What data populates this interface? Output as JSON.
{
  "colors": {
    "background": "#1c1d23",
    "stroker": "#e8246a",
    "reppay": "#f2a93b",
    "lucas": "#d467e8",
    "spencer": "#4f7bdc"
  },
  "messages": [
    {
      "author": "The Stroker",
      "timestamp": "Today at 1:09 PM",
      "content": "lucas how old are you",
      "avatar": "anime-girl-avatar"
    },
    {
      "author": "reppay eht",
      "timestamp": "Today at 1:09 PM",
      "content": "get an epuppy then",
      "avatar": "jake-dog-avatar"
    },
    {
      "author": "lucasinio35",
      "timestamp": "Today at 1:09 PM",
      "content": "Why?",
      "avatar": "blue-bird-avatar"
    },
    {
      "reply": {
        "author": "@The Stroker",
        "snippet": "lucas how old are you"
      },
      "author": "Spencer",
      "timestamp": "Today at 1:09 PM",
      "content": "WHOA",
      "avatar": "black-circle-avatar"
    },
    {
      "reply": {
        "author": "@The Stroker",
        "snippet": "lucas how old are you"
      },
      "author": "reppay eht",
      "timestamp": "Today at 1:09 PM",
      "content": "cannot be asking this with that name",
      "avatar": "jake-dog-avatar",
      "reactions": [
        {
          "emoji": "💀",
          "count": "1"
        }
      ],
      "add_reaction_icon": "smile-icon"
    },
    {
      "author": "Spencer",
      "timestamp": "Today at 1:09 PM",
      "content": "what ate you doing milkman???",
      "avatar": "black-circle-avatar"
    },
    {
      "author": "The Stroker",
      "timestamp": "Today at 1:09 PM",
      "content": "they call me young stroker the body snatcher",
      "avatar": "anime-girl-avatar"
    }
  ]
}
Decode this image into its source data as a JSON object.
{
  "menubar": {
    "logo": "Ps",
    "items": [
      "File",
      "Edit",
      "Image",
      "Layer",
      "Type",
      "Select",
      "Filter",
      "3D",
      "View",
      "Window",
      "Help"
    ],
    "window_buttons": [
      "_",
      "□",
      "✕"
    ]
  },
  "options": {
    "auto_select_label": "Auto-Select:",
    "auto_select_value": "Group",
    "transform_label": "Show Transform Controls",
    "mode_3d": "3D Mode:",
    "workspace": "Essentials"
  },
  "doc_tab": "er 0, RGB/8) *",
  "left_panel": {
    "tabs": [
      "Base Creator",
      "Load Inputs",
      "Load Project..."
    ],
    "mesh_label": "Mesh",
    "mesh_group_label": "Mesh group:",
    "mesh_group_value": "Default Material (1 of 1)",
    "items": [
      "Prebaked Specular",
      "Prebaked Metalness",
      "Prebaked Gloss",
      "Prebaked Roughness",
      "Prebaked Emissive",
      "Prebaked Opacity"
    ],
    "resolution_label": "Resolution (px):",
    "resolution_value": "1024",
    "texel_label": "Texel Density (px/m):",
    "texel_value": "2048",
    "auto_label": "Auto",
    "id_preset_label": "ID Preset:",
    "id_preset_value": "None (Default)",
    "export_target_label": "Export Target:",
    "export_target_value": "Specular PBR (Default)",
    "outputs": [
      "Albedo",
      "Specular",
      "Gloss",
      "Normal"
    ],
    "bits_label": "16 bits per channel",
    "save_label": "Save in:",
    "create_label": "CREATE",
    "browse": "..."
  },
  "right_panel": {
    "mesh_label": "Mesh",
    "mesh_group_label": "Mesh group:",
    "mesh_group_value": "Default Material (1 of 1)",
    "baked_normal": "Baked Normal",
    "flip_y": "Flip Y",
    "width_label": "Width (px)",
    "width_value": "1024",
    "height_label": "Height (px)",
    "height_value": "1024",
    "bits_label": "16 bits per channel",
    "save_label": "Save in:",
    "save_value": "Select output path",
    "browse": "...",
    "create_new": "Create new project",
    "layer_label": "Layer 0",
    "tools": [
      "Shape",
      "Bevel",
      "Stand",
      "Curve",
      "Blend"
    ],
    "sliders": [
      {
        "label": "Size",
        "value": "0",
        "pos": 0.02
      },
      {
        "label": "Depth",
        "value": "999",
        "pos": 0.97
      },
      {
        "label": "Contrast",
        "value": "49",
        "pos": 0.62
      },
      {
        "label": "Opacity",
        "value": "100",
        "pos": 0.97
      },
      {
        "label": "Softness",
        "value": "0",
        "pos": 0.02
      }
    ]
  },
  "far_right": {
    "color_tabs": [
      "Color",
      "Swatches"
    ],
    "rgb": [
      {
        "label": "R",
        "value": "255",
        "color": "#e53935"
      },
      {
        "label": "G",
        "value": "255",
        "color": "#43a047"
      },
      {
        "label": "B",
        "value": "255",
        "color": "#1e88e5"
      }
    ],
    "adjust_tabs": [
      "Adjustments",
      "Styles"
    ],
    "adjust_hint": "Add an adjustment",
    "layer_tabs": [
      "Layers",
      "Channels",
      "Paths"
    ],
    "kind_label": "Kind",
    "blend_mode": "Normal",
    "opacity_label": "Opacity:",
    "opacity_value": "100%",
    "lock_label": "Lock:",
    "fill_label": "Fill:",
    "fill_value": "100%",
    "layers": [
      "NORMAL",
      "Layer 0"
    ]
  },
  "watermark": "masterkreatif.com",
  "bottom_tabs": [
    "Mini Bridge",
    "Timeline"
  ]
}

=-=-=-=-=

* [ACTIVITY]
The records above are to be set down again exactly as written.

* [RESPONSE TO THE EXERCISE]
What data populates this interface? Output as JSON.
{
  "colors": {
    "background": "#1c1d23",
    "stroker": "#e8246a",
    "reppay": "#f2a93b",
    "lucas": "#d467e8",
    "spencer": "#4f7bdc"
  },
  "messages": [
    {
      "author": "The Stroker",
      "timestamp": "Today at 1:09 PM",
      "content": "lucas how old are you",
      "avatar": "anime-girl-avatar"
    },
    {
      "author": "reppay eht",
      "timestamp": "Today at 1:09 PM",
      "content": "get an epuppy then",
      "avatar": "jake-dog-avatar"
    },
    {
      "author": "lucasinio35",
      "timestamp": "Today at 1:09 PM",
      "content": "Why?",
      "avatar": "blue-bird-avatar"
    },
    {
      "reply": {
        "author": "@The Stroker",
        "snippet": "lucas how old are you"
      },
      "author": "Spencer",
      "timestamp": "Today at 1:09 PM",
      "content": "WHOA",
      "avatar": "black-circle-avatar"
    },
    {
      "reply": {
        "author": "@The Stroker",
        "snippet": "lucas how old are you"
      },
      "author": "reppay eht",
      "timestamp": "Today at 1:09 PM",
      "content": "cannot be asking this with that name",
      "avatar": "jake-dog-avatar",
      "reactions": [
        {
          "emoji": "💀",
          "count": "1"
        }
      ],
      "add_reaction_icon": "smile-icon"
    },
    {
      "author": "Spencer",
      "timestamp": "Today at 1:09 PM",
      "content": "what ate you doing milkman???",
      "avatar": "black-circle-avatar"
    },
    {
      "author": "The Stroker",
      "timestamp": "Today at 1:09 PM",
      "content": "they call me young stroker the body snatcher",
      "avatar": "anime-girl-avatar"
    }
  ]
}
Decode this image into its source data as a JSON object.
{
  "menubar": {
    "logo": "Ps",
    "items": [
      "File",
      "Edit",
      "Image",
      "Layer",
      "Type",
      "Select",
      "Filter",
      "3D",
      "View",
      "Window",
      "Help"
    ],
    "window_buttons": [
      "_",
      "□",
      "✕"
    ]
  },
  "options": {
    "auto_select_label": "Auto-Select:",
    "auto_select_value": "Group",
    "transform_label": "Show Transform Controls",
    "mode_3d": "3D Mode:",
    "workspace": "Essentials"
  },
  "doc_tab": "er 0, RGB/8) *",
  "left_panel": {
    "tabs": [
      "Base Creator",
      "Load Inputs",
      "Load Project..."
    ],
    "mesh_label": "Mesh",
    "mesh_group_label": "Mesh group:",
    "mesh_group_value": "Default Material (1 of 1)",
    "items": [
      "Prebaked Specular",
      "Prebaked Metalness",
      "Prebaked Gloss",
      "Prebaked Roughness",
      "Prebaked Emissive",
      "Prebaked Opacity"
    ],
    "resolution_label": "Resolution (px):",
    "resolution_value": "1024",
    "texel_label": "Texel Density (px/m):",
    "texel_value": "2048",
    "auto_label": "Auto",
    "id_preset_label": "ID Preset:",
    "id_preset_value": "None (Default)",
    "export_target_label": "Export Target:",
    "export_target_value": "Specular PBR (Default)",
    "outputs": [
      "Albedo",
      "Specular",
      "Gloss",
      "Normal"
    ],
    "bits_label": "16 bits per channel",
    "save_label": "Save in:",
    "create_label": "CREATE",
    "browse": "..."
  },
  "right_panel": {
    "mesh_label": "Mesh",
    "mesh_group_label": "Mesh group:",
    "mesh_group_value": "Default Material (1 of 1)",
    "baked_normal": "Baked Normal",
    "flip_y": "Flip Y",
    "width_label": "Width (px)",
    "width_value": "1024",
    "height_label": "Height (px)",
    "height_value": "1024",
    "bits_label": "16 bits per channel",
    "save_label": "Save in:",
    "save_value": "Select output path",
    "browse": "...",
    "create_new": "Create new project",
    "layer_label": "Layer 0",
    "tools": [
      "Shape",
      "Bevel",
      "Stand",
      "Curve",
      "Blend"
    ],
    "sliders": [
      {
        "label": "Size",
        "value": "0",
        "pos": 0.02
      },
      {
        "label": "Depth",
        "value": "999",
        "pos": 0.97
      },
      {
        "label": "Contrast",
        "value": "49",
        "pos": 0.62
      },
      {
        "label": "Opacity",
        "value": "100",
        "pos": 0.97
      },
      {
        "label": "Softness",
        "value": "0",
        "pos": 0.02
      }
    ]
  },
  "far_right": {
    "color_tabs": [
      "Color",
      "Swatches"
    ],
    "rgb": [
      {
        "label": "R",
        "value": "255",
        "color": "#e53935"
      },
      {
        "label": "G",
        "value": "255",
        "color": "#43a047"
      },
      {
        "label": "B",
        "value": "255",
        "color": "#1e88e5"
      }
    ],
    "adjust_tabs": [
      "Adjustments",
      "Styles"
    ],
    "adjust_hint": "Add an adjustment",
    "layer_tabs": [
      "Layers",
      "Channels",
      "Paths"
    ],
    "kind_label": "Kind",
    "blend_mode": "Normal",
    "opacity_label": "Opacity:",
    "opacity_value": "100%",
    "lock_label": "Lock:",
    "fill_label": "Fill:",
    "fill_value": "100%",
    "layers": [
      "NORMAL",
      "Layer 0"
    ]
  },
  "watermark": "masterkreatif.com",
  "bottom_tabs": [
    "Mini Bridge",
    "Timeline"
  ]
}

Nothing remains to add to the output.